Data excerpts
━━━━━━
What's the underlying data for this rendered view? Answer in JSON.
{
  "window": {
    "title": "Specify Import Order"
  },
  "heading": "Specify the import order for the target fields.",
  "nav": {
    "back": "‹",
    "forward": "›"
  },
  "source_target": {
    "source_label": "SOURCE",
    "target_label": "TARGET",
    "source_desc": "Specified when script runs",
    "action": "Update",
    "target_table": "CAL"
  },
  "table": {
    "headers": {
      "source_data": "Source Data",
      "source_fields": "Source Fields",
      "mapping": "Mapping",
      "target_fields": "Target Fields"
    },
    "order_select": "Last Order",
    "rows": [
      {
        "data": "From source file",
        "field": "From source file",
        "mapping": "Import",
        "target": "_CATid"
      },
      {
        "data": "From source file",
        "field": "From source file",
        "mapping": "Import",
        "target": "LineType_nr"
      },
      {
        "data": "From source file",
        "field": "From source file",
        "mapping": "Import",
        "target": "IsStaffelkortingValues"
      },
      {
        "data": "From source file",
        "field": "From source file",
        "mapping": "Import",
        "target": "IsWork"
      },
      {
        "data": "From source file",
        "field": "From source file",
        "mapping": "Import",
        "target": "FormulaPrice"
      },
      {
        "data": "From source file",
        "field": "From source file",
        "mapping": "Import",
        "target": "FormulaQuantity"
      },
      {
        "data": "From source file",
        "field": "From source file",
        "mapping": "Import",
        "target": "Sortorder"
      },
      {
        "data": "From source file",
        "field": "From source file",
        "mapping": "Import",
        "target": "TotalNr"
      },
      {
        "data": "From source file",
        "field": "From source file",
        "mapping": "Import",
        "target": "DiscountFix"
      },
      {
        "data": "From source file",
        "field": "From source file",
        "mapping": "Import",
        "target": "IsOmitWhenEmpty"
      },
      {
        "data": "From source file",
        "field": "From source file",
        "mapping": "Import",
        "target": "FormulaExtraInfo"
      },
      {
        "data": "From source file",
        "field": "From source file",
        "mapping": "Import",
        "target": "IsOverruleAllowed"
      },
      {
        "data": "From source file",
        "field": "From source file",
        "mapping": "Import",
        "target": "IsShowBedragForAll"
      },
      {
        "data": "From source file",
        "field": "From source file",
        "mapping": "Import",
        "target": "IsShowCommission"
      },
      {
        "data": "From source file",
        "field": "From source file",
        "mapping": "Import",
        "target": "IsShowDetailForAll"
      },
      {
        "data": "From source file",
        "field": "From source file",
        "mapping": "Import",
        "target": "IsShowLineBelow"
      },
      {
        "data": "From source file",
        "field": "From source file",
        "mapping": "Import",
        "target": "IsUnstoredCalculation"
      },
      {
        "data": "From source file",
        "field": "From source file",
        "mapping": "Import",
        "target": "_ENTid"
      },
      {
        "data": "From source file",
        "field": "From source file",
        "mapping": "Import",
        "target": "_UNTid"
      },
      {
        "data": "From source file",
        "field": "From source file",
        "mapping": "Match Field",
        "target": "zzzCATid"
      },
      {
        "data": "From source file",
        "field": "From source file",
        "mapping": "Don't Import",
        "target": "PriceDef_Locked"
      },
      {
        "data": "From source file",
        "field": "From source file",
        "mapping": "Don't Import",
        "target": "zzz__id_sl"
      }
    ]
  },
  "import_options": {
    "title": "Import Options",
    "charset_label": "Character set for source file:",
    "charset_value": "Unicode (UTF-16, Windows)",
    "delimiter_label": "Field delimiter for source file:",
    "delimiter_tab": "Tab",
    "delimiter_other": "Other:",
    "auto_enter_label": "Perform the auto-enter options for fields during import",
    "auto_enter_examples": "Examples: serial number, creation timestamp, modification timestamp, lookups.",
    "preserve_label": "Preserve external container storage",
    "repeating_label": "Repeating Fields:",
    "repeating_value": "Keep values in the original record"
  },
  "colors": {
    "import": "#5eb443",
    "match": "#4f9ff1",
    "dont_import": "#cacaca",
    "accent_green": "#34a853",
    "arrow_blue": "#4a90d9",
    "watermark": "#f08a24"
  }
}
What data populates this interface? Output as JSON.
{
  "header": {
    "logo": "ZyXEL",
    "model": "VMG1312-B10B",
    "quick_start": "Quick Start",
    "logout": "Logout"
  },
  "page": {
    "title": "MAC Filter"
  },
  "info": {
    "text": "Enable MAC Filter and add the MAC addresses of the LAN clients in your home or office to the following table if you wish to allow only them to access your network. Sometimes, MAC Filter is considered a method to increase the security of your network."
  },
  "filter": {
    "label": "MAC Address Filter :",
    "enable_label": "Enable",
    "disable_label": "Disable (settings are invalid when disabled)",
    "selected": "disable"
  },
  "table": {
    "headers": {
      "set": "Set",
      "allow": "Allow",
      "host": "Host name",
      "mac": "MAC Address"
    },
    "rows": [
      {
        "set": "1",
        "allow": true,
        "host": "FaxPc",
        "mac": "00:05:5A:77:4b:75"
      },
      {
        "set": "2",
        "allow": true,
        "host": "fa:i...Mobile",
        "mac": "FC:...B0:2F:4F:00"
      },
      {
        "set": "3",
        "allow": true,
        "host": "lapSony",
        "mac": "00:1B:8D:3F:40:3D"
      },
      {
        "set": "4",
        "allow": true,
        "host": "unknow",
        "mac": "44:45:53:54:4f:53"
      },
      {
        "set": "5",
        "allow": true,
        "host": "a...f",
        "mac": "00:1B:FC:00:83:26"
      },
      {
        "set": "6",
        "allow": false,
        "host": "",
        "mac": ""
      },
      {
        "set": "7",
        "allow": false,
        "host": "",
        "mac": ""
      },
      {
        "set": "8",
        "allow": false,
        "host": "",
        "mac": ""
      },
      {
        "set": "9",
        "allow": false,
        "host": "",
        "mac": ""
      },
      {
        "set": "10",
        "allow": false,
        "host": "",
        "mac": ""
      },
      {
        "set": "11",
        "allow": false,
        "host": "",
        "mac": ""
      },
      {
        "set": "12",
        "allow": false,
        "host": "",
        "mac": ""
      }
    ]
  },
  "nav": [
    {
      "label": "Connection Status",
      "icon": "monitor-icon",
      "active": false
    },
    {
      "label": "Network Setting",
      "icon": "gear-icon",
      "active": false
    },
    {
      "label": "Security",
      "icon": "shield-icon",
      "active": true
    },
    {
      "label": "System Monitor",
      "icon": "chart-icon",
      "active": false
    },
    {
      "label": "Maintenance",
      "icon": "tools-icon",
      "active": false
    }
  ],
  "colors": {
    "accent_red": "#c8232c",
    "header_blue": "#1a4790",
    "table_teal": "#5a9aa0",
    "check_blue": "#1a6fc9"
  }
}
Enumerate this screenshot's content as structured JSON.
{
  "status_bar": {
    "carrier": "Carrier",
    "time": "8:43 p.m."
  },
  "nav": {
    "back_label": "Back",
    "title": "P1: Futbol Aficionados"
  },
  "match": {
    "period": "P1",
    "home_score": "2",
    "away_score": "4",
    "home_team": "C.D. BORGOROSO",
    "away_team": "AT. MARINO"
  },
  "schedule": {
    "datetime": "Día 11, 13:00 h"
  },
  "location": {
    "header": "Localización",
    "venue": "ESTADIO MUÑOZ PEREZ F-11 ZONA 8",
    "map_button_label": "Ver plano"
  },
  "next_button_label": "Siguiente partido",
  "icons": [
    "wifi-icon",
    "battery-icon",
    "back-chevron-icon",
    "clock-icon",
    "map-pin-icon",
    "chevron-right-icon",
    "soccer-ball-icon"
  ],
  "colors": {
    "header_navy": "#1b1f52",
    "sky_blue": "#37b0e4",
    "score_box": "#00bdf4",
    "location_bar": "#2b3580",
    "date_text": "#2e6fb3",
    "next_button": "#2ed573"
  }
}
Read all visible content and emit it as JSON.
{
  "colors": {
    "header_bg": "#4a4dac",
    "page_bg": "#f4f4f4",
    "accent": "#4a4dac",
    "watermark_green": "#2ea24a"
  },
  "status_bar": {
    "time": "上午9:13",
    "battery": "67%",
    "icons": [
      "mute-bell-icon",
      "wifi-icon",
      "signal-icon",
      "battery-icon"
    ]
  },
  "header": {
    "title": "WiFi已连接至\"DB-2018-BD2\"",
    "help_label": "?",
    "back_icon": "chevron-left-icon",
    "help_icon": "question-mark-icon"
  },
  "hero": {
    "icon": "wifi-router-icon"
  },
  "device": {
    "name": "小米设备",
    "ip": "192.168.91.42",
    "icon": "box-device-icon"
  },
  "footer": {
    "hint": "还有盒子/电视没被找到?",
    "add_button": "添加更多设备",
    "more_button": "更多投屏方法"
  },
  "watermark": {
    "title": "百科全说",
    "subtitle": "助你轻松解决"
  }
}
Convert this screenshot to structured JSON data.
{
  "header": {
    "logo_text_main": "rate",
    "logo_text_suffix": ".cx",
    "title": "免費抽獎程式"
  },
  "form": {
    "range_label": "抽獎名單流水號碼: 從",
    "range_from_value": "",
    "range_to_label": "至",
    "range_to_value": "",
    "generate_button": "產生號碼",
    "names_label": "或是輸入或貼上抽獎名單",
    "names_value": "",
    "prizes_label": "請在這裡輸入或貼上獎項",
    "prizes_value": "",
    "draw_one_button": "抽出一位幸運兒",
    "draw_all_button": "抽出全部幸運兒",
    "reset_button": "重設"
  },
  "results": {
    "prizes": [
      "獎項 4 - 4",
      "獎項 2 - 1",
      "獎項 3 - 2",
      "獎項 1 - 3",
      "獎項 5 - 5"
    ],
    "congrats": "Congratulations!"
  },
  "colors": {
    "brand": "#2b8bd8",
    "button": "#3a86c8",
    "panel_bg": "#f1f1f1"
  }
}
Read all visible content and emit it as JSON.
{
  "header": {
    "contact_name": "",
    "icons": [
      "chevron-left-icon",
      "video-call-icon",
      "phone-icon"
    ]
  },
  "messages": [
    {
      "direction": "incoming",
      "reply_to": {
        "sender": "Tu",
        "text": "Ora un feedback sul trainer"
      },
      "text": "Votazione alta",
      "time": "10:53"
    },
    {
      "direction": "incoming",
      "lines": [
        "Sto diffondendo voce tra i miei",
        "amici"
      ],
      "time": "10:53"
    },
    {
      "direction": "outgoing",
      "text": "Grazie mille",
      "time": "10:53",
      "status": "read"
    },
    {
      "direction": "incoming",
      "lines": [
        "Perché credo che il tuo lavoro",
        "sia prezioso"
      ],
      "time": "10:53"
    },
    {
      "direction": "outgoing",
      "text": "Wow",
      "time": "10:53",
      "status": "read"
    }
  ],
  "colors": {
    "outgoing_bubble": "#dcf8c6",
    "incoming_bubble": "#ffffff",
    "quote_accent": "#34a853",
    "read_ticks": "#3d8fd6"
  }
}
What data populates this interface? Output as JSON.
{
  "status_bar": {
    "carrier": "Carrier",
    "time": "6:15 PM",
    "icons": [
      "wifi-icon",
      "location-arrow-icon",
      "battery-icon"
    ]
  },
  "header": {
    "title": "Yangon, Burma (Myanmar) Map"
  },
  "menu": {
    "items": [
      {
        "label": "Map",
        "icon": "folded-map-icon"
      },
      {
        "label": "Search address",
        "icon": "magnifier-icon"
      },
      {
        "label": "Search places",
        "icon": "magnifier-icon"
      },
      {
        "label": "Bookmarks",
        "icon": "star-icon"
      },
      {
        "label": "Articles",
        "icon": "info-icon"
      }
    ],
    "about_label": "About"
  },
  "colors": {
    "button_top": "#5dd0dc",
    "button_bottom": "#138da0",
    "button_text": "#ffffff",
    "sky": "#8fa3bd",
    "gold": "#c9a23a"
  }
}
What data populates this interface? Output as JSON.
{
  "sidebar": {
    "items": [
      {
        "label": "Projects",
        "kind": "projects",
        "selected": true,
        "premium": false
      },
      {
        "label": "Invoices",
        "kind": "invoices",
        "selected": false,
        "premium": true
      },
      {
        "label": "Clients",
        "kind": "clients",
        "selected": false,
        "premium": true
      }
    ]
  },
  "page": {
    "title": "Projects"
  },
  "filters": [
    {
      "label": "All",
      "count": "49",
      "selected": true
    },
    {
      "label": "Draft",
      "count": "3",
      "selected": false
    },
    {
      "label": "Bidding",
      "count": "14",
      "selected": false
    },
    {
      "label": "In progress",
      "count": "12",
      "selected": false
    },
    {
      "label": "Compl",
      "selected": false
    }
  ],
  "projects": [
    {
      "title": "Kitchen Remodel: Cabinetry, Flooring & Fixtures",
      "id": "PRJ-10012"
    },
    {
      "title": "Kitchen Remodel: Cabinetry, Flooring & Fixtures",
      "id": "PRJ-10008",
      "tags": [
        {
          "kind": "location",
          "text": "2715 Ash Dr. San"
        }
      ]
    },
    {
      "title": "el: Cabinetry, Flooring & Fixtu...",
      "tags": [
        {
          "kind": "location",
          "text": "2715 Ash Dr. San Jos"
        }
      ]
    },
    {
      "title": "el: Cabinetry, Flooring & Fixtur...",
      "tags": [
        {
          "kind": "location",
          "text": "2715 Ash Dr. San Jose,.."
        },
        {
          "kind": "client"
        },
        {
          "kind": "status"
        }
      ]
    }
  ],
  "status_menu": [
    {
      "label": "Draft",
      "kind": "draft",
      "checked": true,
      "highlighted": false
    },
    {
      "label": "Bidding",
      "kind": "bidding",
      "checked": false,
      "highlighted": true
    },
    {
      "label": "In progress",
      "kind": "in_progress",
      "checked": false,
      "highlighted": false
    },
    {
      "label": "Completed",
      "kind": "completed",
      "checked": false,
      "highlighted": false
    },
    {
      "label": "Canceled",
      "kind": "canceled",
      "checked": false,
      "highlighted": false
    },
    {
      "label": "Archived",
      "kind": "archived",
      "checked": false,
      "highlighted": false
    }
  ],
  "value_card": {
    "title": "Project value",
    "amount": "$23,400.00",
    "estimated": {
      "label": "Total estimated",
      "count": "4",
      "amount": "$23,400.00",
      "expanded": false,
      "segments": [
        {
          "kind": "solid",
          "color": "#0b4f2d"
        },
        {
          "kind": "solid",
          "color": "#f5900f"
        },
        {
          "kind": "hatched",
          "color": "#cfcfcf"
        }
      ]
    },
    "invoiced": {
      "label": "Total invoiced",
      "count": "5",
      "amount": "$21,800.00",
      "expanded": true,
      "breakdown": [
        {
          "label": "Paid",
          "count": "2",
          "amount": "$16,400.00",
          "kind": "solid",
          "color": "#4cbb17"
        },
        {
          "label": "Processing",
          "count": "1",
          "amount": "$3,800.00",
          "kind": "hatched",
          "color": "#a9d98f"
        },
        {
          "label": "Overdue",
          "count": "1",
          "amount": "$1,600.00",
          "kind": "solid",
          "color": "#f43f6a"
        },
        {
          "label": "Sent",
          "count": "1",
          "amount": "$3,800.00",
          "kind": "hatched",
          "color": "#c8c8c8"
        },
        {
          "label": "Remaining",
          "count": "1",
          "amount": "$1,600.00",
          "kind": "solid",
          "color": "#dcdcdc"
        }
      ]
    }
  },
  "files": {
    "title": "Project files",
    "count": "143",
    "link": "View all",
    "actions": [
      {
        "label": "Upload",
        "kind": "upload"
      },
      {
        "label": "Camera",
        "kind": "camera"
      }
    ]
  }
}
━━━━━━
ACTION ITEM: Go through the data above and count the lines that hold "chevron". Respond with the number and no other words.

COMPLETED TASK: 4